In addition to the disease stricto sensu, the multiplication of allergic disorders entails increasingly important direct and indirect costs. "Allergies cost the France billions of euros a year," says Frédéric de Blay. ANSES (French Agency for Food, Environmental and Occupational Health and Safety) concludes at the end of a recent study that allergies to ragweed pollen alone, a grass known to be highly allergenic, France generate an annual cost of between €415 million and €654 million – if medical care is taken into account, production losses linked in particular to work stoppages, and loss of quality of life. The amount will only increase "due to the planned expansion of ragweed-infested areas," concludes ANSES.
Will France eventually follow Japan's example? The Japanese prime minister is preparing to take measures to combat pollen allergies, which he says are "a social problem" and "a national disease". Another Japanese politician even said, "If hay fever is eradicated, the prime minister's name will go down in history." A study by the Japanese company Panasonic puts the economic losses caused by allergies at 1.5 billion euros per day at the worst time of the spring season in the country of the rising sun alone. The leading cause of reduced productivity in the world ahead of cardiovascular diseases, respiratory allergies are very expensive for the economy.

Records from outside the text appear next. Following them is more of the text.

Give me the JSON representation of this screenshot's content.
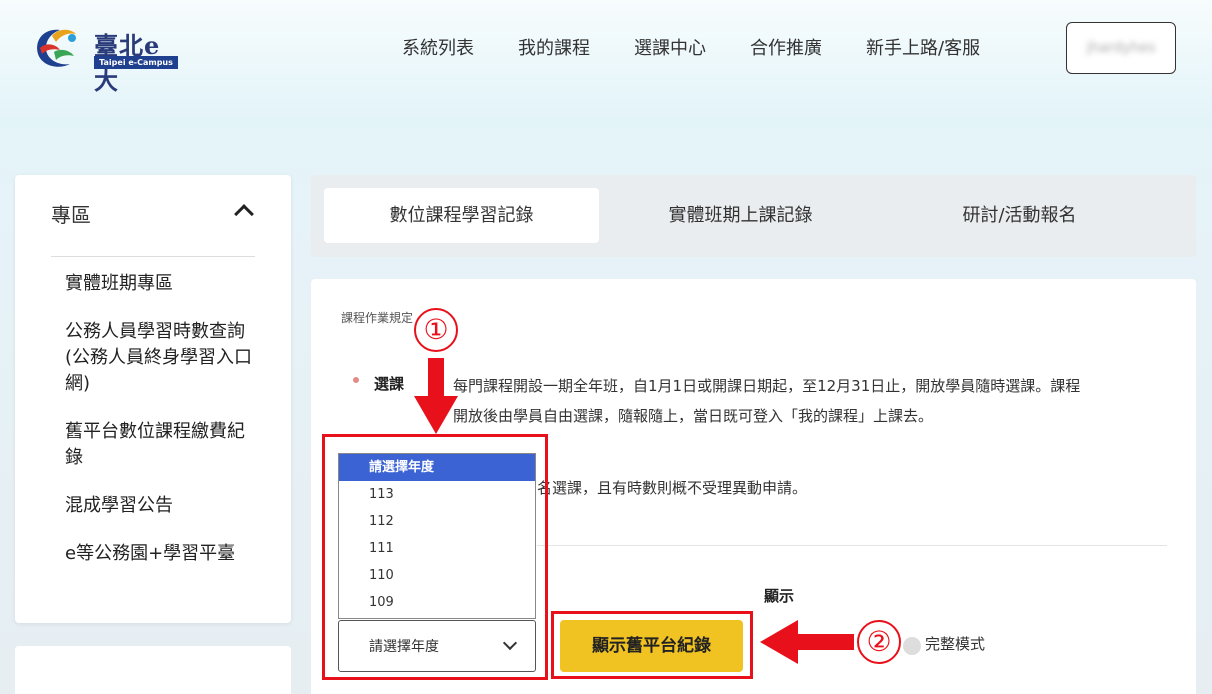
{
  "header": {
    "logo_text": "臺北e大",
    "logo_sub": "Taipei e-Campus",
    "nav": [
      "系統列表",
      "我的課程",
      "選課中心",
      "合作推廣",
      "新手上路/客服"
    ],
    "user_name": "jhardyhes"
  },
  "sidebar": {
    "title": "專區",
    "items": [
      "實體班期專區",
      "公務人員學習時數查詢\n(公務人員終身學習入口網)",
      "舊平台數位課程繳費紀錄",
      "混成學習公告",
      "e等公務園+學習平臺"
    ]
  },
  "tabs": [
    "數位課程學習記錄",
    "實體班期上課記錄",
    "研討/活動報名"
  ],
  "rules": {
    "title": "課程作業規定",
    "label": "選課",
    "text": "每門課程開設一期全年班，自1月1日或開課日期起，至12月31日止，開放學員隨時選課。課程開放後由學員自由選課，隨報隨上，當日既可登入「我的課程」上課去。",
    "text2": "名選課，且有時數則概不受理異動申請。"
  },
  "filters": {
    "display_label": "顯示",
    "mode_label": "完整模式",
    "year_options": [
      "請選擇年度",
      "113",
      "112",
      "111",
      "110",
      "109"
    ],
    "year_selected": "請選擇年度",
    "show_button": "顯示舊平台紀錄"
  },
  "annotations": {
    "step1": "①",
    "step2": "②",
    "color": "#e8101a"
  }
}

However, the disease is not incurable. "You have to go see a doctor!" insists Christine Rolland, director of the Asthma & Allergies association. Thanks to a battery of tests, the allergist will make a complete diagnosis before possibly proceeding to desensitization. "The process has proven its effectiveness: you can permanently get rid of a very disabling allergy," says Frédéric de Blay. But it is still necessary to be able to find an appointment with an allergist. Treatment times range from three to nine months and the medical specialty has lost 50% of its practitioners in 10 years, contrary to health concerns. Specialists recommend not to wait for the pollen season to make an appointment.